[Work task]:
An exact copy of every record below is needed, with all pictures removed.

· · ·

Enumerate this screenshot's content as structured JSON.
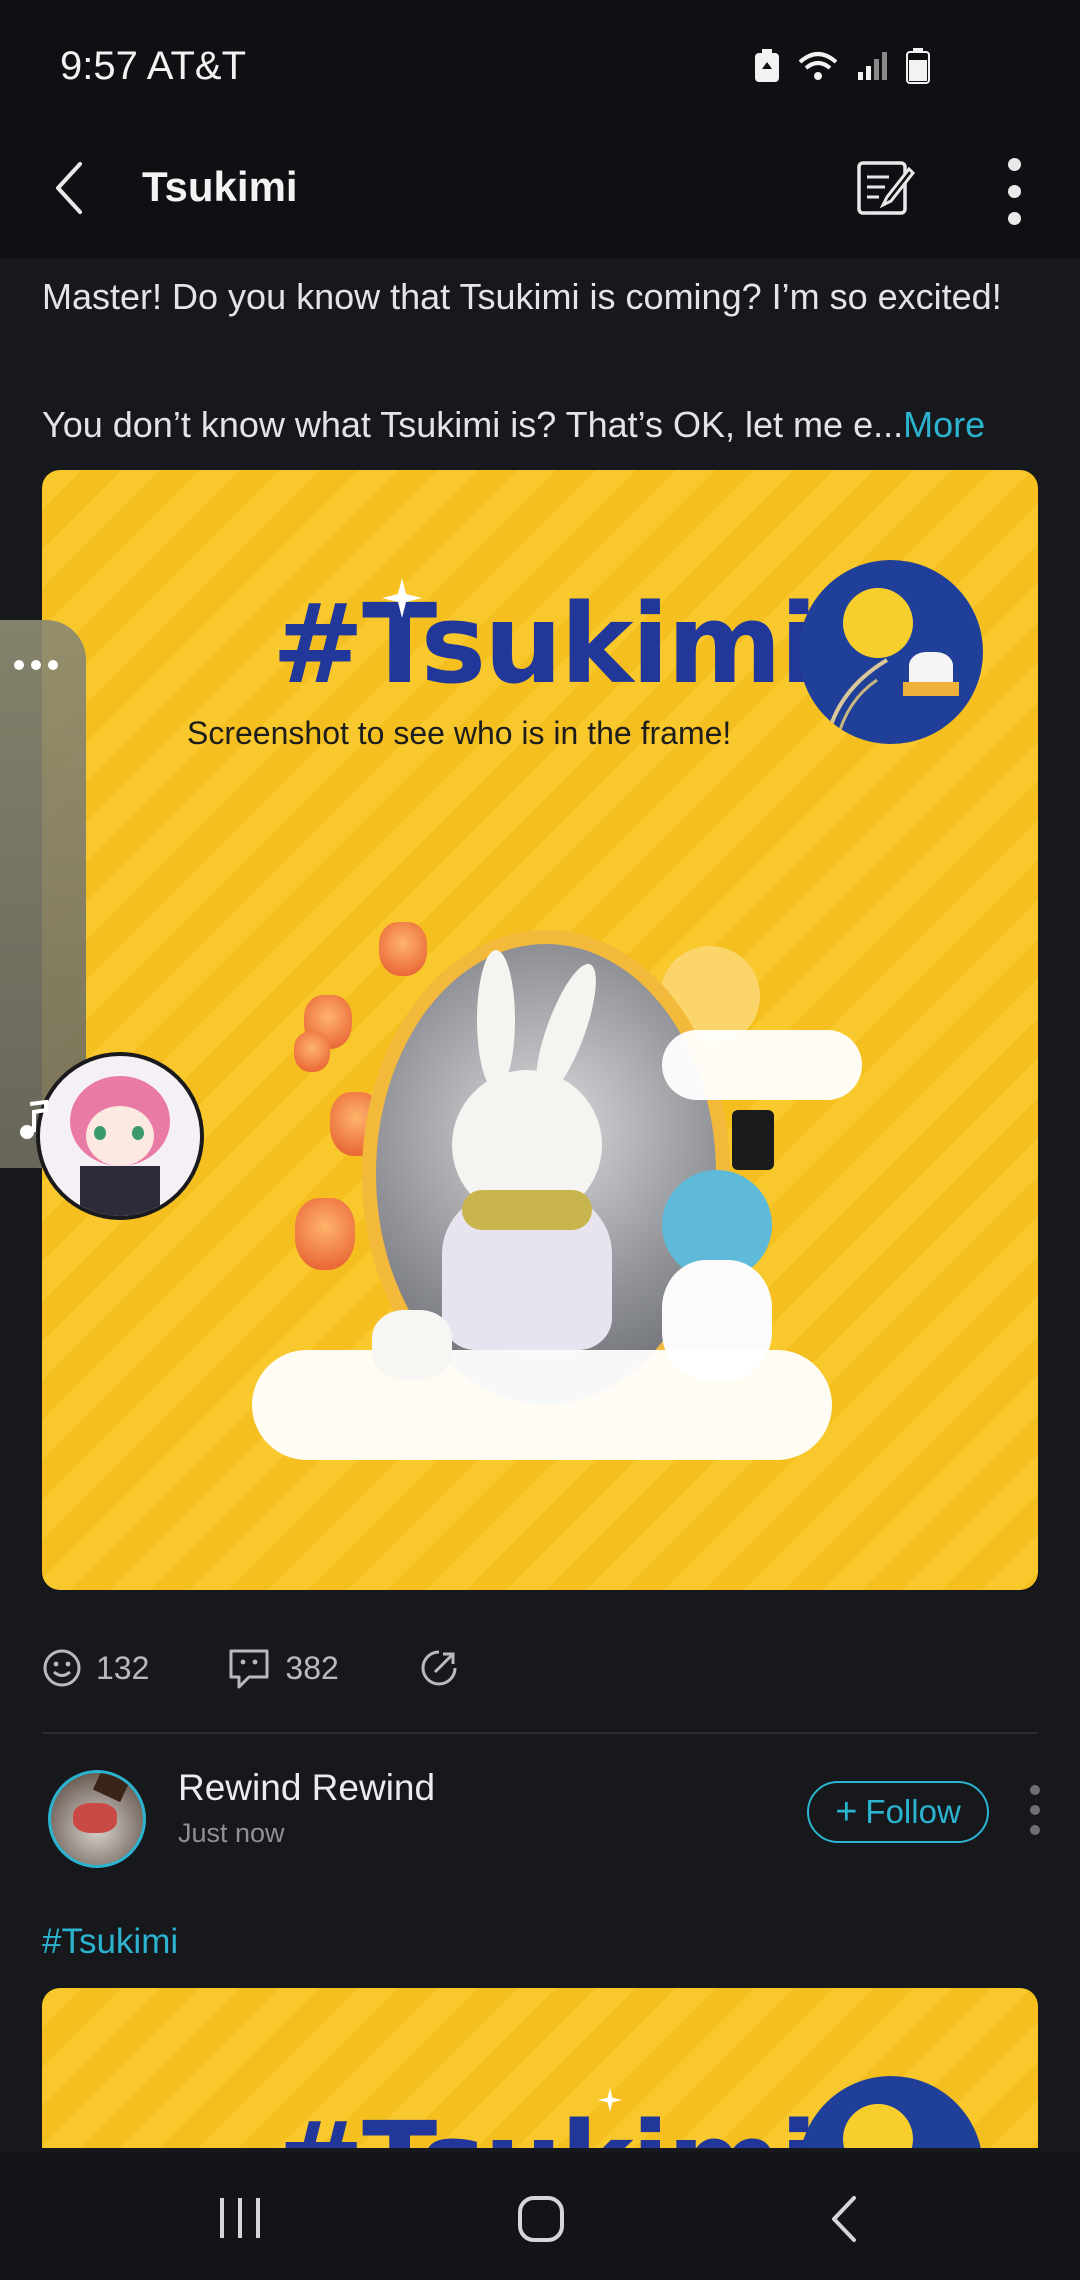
{
  "status_bar": {
    "time_carrier": "9:57 AT&T"
  },
  "app_bar": {
    "title": "Tsukimi",
    "back_icon": "chevron-left-icon",
    "compose_icon": "compose-icon",
    "menu_icon": "more-vertical-icon"
  },
  "post": {
    "line1": "Master! Do you know that Tsukimi is coming? I’m so excited!",
    "line2": "You don’t know what Tsukimi is? That’s OK, let me e...",
    "more_label": "More",
    "image": {
      "title": "#Tsukimi",
      "subtitle": "Screenshot to see who is in the frame!"
    },
    "stats": {
      "reactions": "132",
      "comments": "382"
    }
  },
  "second_post": {
    "author": "Rewind Rewind",
    "time": "Just now",
    "follow_label": "Follow",
    "hashtag": "#Tsukimi",
    "image_title": "#Tsukimi"
  },
  "colors": {
    "accent": "#2bb3d0",
    "background": "#17181c",
    "image_yellow": "#f9c82c",
    "title_blue": "#21379a"
  }
}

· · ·

[Written solution]:
Enumerate this screenshot's content as structured JSON.
{
  "status_bar": {
    "time_carrier": "9:57 AT&T"
  },
  "app_bar": {
    "title": "Tsukimi",
    "back_icon": "chevron-left-icon",
    "compose_icon": "compose-icon",
    "menu_icon": "more-vertical-icon"
  },
  "post": {
    "line1": "Master! Do you know that Tsukimi is coming? I’m so excited!",
    "line2": "You don’t know what Tsukimi is? That’s OK, let me e...",
    "more_label": "More",
    "image": {
      "title": "#Tsukimi",
      "subtitle": "Screenshot to see who is in the frame!"
    },
    "stats": {
      "reactions": "132",
      "comments": "382"
    }
  },
  "second_post": {
    "author": "Rewind Rewind",
    "time": "Just now",
    "follow_label": "Follow",
    "hashtag": "#Tsukimi",
    "image_title": "#Tsukimi"
  },
  "colors": {
    "accent": "#2bb3d0",
    "background": "#17181c",
    "image_yellow": "#f9c82c",
    "title_blue": "#21379a"
  }
}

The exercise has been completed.